In 2022, the court ruled that the collective expulsion did not violate the convention. The Court switched culpability from the perpetrators to the victims, finding that the applicants’ pushback was the result of their own conduct since they should have approached the official border crossing. The Court claimed the applicants would have had access to apply for asylum at the border - which they simply did not have. 

To reach this conclusion the Court ignored the evidence submitted by the applicants showing that North Macedonia's borders had been abruptly closed, that its official border post was inaccessible to refugees and had never authorized legal entry to a single asylum seeker. 



These legal proceedings form part of the broader struggle against pushbacks at European borders and towards guaranteeing refugees’ fundamental right to have rights. 

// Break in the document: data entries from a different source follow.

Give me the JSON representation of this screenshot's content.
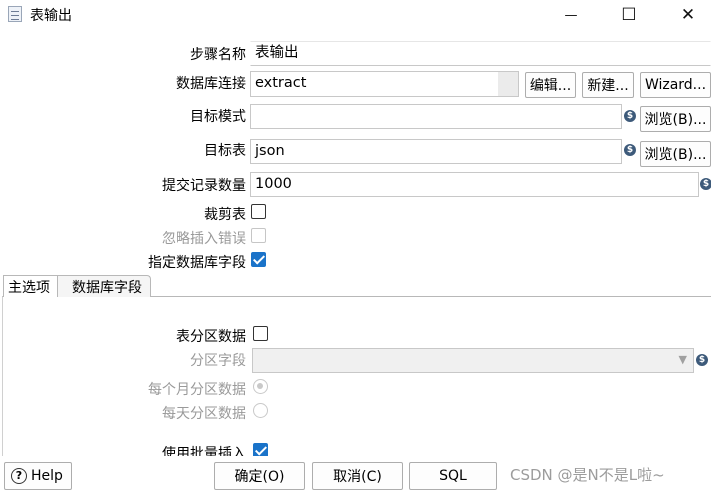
{
  "window": {
    "title": "表输出",
    "minimize_glyph": "—",
    "maximize_glyph": "☐",
    "close_glyph": "✕"
  },
  "form": {
    "step_name_label": "步骤名称",
    "step_name_value": "表输出",
    "db_connection_label": "数据库连接",
    "db_connection_value": "extract",
    "edit_button": "编辑...",
    "new_button": "新建...",
    "wizard_button": "Wizard...",
    "target_schema_label": "目标模式",
    "target_schema_value": "",
    "browse_schema_button": "浏览(B)...",
    "target_table_label": "目标表",
    "target_table_value": "json",
    "browse_table_button": "浏览(B)...",
    "commit_size_label": "提交记录数量",
    "commit_size_value": "1000",
    "truncate_label": "裁剪表",
    "ignore_errors_label": "忽略插入错误",
    "specify_fields_label": "指定数据库字段"
  },
  "tabs": [
    {
      "label": "主选项"
    },
    {
      "label": "数据库字段"
    }
  ],
  "main_options": {
    "partition_label": "表分区数据",
    "partition_field_label": "分区字段",
    "partition_field_value": "",
    "monthly_label": "每个月分区数据",
    "daily_label": "每天分区数据",
    "batch_insert_label": "使用批量插入"
  },
  "buttons": {
    "help": "Help",
    "ok": "确定(O)",
    "cancel": "取消(C)",
    "sql": "SQL"
  },
  "watermark": "CSDN @是N不是L啦~",
  "icons": {
    "variable_icon_glyph": "$",
    "help_icon_glyph": "?",
    "dropdown_glyph": "▼"
  }
}
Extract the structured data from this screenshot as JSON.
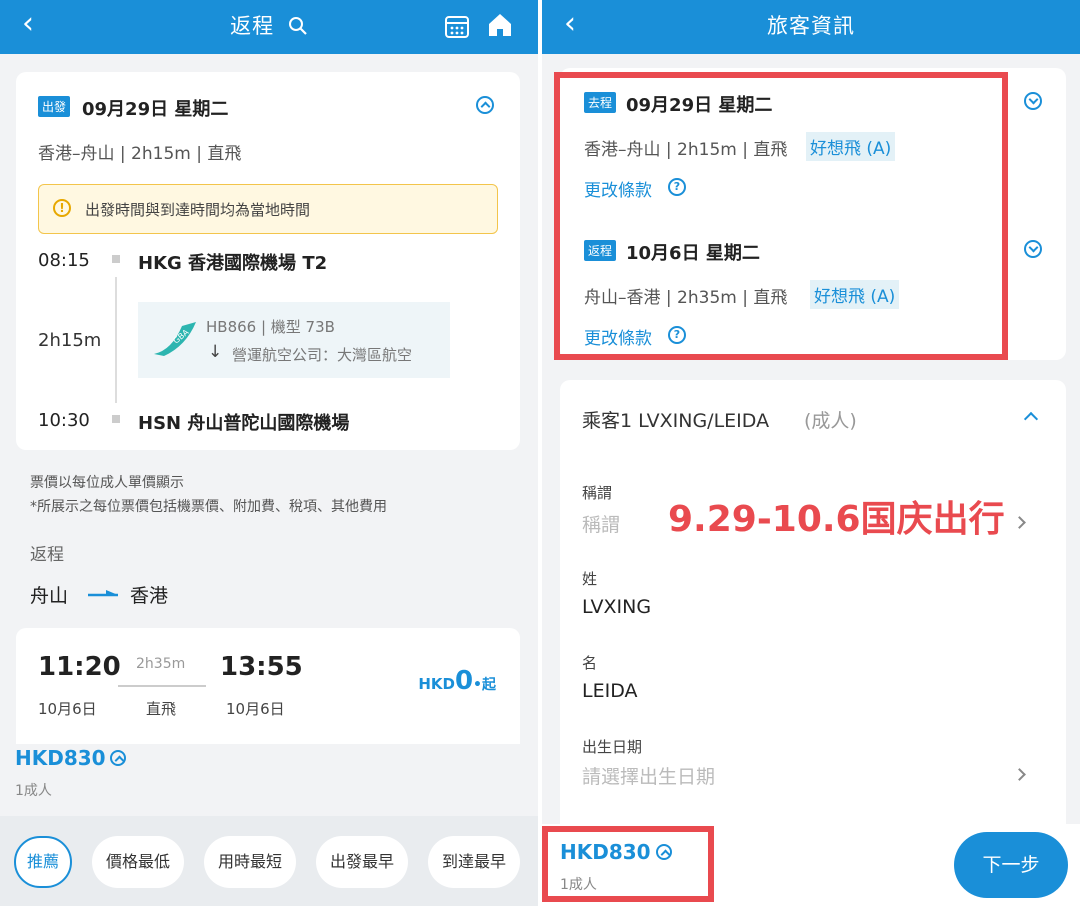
{
  "left": {
    "header": {
      "back_icon": "chevron-left-icon",
      "title": "返程",
      "icons": [
        "search-icon",
        "calendar-icon",
        "home-icon"
      ]
    },
    "outbound": {
      "badge": "出發",
      "date": "09月29日 星期二",
      "summary": "香港–舟山 | 2h15m | 直飛",
      "notice": "出發時間與到達時間均為當地時間",
      "dep_time": "08:15",
      "dep_airport": "HKG 香港國際機場 T2",
      "duration": "2h15m",
      "flight_info": "HB866 | 機型 73B",
      "operator": "營運航空公司：大灣區航空",
      "airline_logo_text": "GBA",
      "arr_time": "10:30",
      "arr_airport": "HSN 舟山普陀山國際機場"
    },
    "price_note_1": "票價以每位成人單價顯示",
    "price_note_2": "*所展示之每位票價包括機票價、附加費、稅項、其他費用",
    "section_label": "返程",
    "route_from": "舟山",
    "route_to": "香港",
    "result": {
      "dep_time": "11:20",
      "duration": "2h35m",
      "arr_time": "13:55",
      "dep_date": "10月6日",
      "stop": "直飛",
      "arr_date": "10月6日",
      "price_currency": "HKD",
      "price_value": "0",
      "price_suffix": "•起"
    },
    "total_price": "HKD830",
    "pax": "1成人",
    "sort_options": [
      "推薦",
      "價格最低",
      "用時最短",
      "出發最早",
      "到達最早"
    ]
  },
  "right": {
    "header": {
      "back_icon": "chevron-left-icon",
      "title": "旅客資訊"
    },
    "leg1": {
      "badge": "去程",
      "date": "09月29日 星期二",
      "summary": "香港–舟山 | 2h15m | 直飛",
      "fare": "好想飛 (A)",
      "rules": "更改條款"
    },
    "leg2": {
      "badge": "返程",
      "date": "10月6日 星期二",
      "summary": "舟山–香港 | 2h35m | 直飛",
      "fare": "好想飛 (A)",
      "rules": "更改條款"
    },
    "passenger_title": "乘客1 LVXING/LEIDA",
    "passenger_type": "(成人)",
    "annotation": "9.29-10.6国庆出行",
    "fields": {
      "title_label": "稱謂",
      "title_placeholder": "稱謂",
      "surname_label": "姓",
      "surname_value": "LVXING",
      "given_label": "名",
      "given_value": "LEIDA",
      "dob_label": "出生日期",
      "dob_placeholder": "請選擇出生日期"
    },
    "total_price": "HKD830",
    "pax": "1成人",
    "next_button": "下一步"
  },
  "colors": {
    "primary": "#1a8fd8",
    "annotation_red": "#e94a4f",
    "notice_bg": "#fff8e1",
    "notice_border": "#f3c54b"
  }
}
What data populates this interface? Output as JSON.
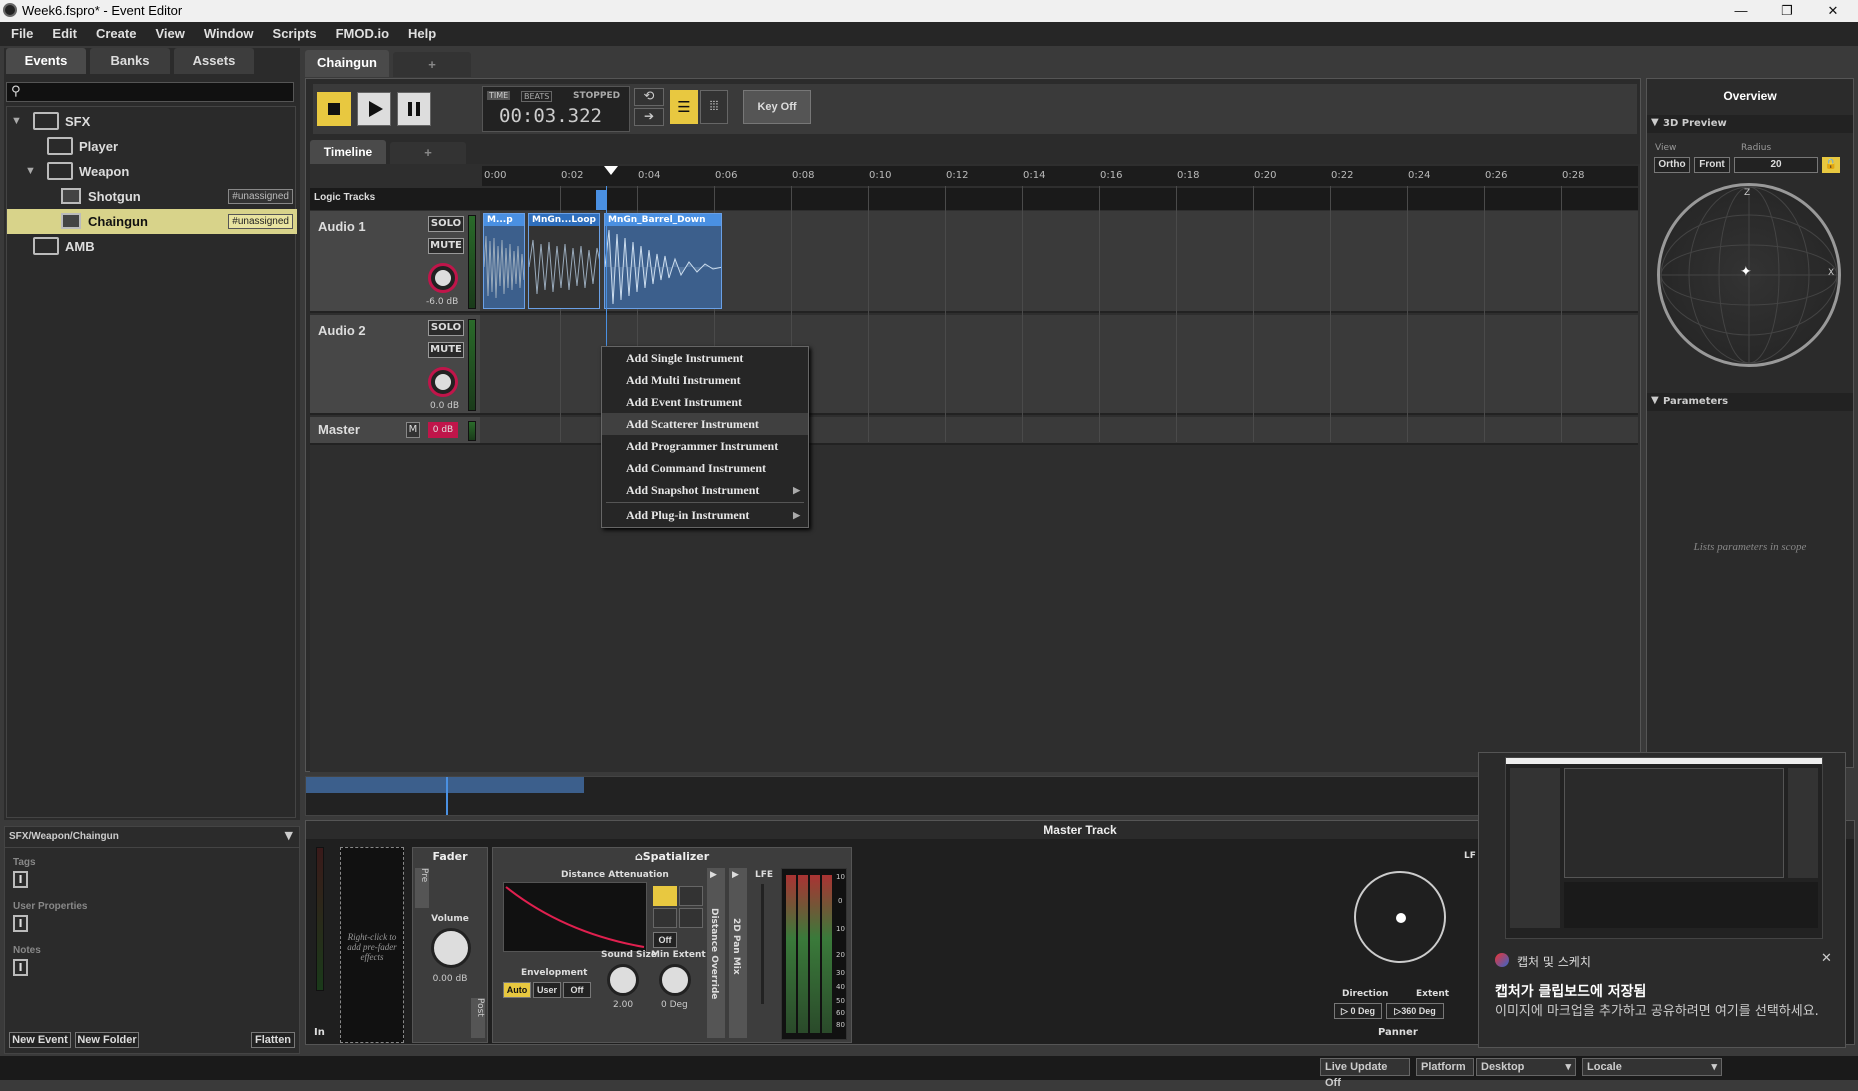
{
  "window": {
    "title": "Week6.fspro* - Event Editor",
    "min": "—",
    "restore": "❐",
    "close": "✕"
  },
  "menu": [
    "File",
    "Edit",
    "Create",
    "View",
    "Window",
    "Scripts",
    "FMOD.io",
    "Help"
  ],
  "browser": {
    "tabs": [
      "Events",
      "Banks",
      "Assets"
    ],
    "tree": [
      {
        "label": "SFX"
      },
      {
        "label": "Player"
      },
      {
        "label": "Weapon"
      },
      {
        "label": "Shotgun",
        "badge": "#unassigned"
      },
      {
        "label": "Chaingun",
        "badge": "#unassigned"
      },
      {
        "label": "AMB"
      }
    ],
    "path": "SFX/Weapon/Chaingun",
    "tags_label": "Tags",
    "user_props_label": "User Properties",
    "notes_label": "Notes",
    "new_event": "New Event",
    "new_folder": "New Folder",
    "flatten": "Flatten"
  },
  "editor": {
    "event_tab": "Chaingun",
    "add_tab": "+",
    "time_label": "TIME",
    "beats_label": "BEATS",
    "state": "STOPPED",
    "timecode": "00:03.322",
    "key_off": "Key Off",
    "timeline_tab": "Timeline",
    "timeline_add": "+",
    "ruler": [
      "0:00",
      "0:02",
      "0:04",
      "0:06",
      "0:08",
      "0:10",
      "0:12",
      "0:14",
      "0:16",
      "0:18",
      "0:20",
      "0:22",
      "0:24",
      "0:26",
      "0:28"
    ],
    "logic_tracks": "Logic Tracks",
    "tracks": [
      {
        "name": "Audio 1",
        "solo": "SOLO",
        "mute": "MUTE",
        "vol": "-6.0 dB"
      },
      {
        "name": "Audio 2",
        "solo": "SOLO",
        "mute": "MUTE",
        "vol": "0.0 dB"
      }
    ],
    "master": {
      "name": "Master",
      "m": "M",
      "vol": "0 dB"
    },
    "clips": [
      "M...p",
      "MnGn...Loop",
      "MnGn_Barrel_Down"
    ]
  },
  "context_menu": [
    "Add Single Instrument",
    "Add Multi Instrument",
    "Add Event Instrument",
    "Add Scatterer Instrument",
    "Add Programmer Instrument",
    "Add Command Instrument",
    "Add Snapshot Instrument",
    "Add Plug-in Instrument"
  ],
  "overview": {
    "title": "Overview",
    "preview": "3D Preview",
    "view_label": "View",
    "radius_label": "Radius",
    "ortho": "Ortho",
    "front": "Front",
    "radius": "20",
    "z": "Z",
    "x": "X",
    "parameters": "Parameters",
    "params_hint": "Lists parameters in scope"
  },
  "master_track": {
    "title": "Master Track",
    "in": "In",
    "prefader_hint": "Right-click to add pre-fader effects",
    "fader": "Fader",
    "pre": "Pre",
    "post": "Post",
    "volume": "Volume",
    "volume_val": "0.00 dB",
    "spatializer": "Spatializer",
    "distance_att": "Distance Attenuation",
    "off": "Off",
    "envelopment": "Envelopment",
    "auto": "Auto",
    "user": "User",
    "off2": "Off",
    "sound_size": "Sound Size",
    "sound_size_val": "2.00",
    "min_extent": "Min Extent",
    "min_extent_val": "0 Deg",
    "distance_override": "Distance Override",
    "pan_mix": "2D Pan Mix",
    "lfe": "LFE",
    "meter_scale": [
      "10",
      "0",
      "10",
      "20",
      "30",
      "40",
      "50",
      "60",
      "80"
    ],
    "direction": "Direction",
    "direction_val": "0 Deg",
    "extent": "Extent",
    "extent_val": "360 Deg",
    "panner": "Panner",
    "lfe2": "LF"
  },
  "status": {
    "live_update": "Live Update Off",
    "platform": "Platform",
    "platform_val": "Desktop",
    "locale": "Locale"
  },
  "toast": {
    "app": "캡처 및 스케치",
    "title": "캡처가 클립보드에 저장됨",
    "body": "이미지에 마크업을 추가하고 공유하려면 여기를 선택하세요.",
    "close": "✕"
  },
  "colors": {
    "accent": "#e8c840",
    "selected_row": "#d8d38a",
    "clip": "#4a90e2",
    "knob": "#c0154a"
  }
}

Unfortunately, this media is unavailable due to your cookie settings. Please visit our Privacy Policy page to adjust your preferences.

Unfortunately, this media is unavailable due to your cookie settings. Please visit our Privacy Policy page to adjust your preferences.


documents (4)


glossary (5)


European Convention on Human Rights

The European Convention on Human Rights and Fundamental Freedoms came into force in 1953. The Convention can only be ratified by member states of the Council of Europe. The European Court of Human Rights in Strasbourg oversees the enforcement of the obligations set out in the Convention.

Topics (1)



Kilometers of barbed wire exclusion fences, thousands of high-tech patrols at sea, in the air and on land, pushback agreements with neighboring countries: the European Union goes to great lengths to exclude people fleeing from war, persecution and hardship in their home countries. To justify their actions leaders in Brussels and the EU member states claim the pushbacks are politically necessary and permitted under law.

Every other week another boat carrying migrants and refugees capsizes or sinks off the coast of Italy or Malta. Witnesses frequently report instances of abuse at the borders between Turkey and Greece. There is a steady climb in the number of people who lose their lives while trying to cross the Moroccan-Spanish border. All of these events serve as evidence of the terrible failure of the EU’s asylum and refugee policies.

Illegal pushbacks or forced returns at EU borders represent a flagrant violation of fundamental human rights and refugee laws. In the Spanish enclaves of Ceuta and Melilla on the northern coast of Africa, refugees and migrants are repeatedly subjected to brutal violence from border guards. Anyone attempting to enter these Spanish cities – and thereby reach EU territory – is immediately deported to Morocco without any examination of their right to asylum.

Since 2014, ECCHR has been examining the scope for legal intervention against the practice of pushbacks in the EU and has been helping affected persons with individual legal proceedings.


Discover our Living Open Archive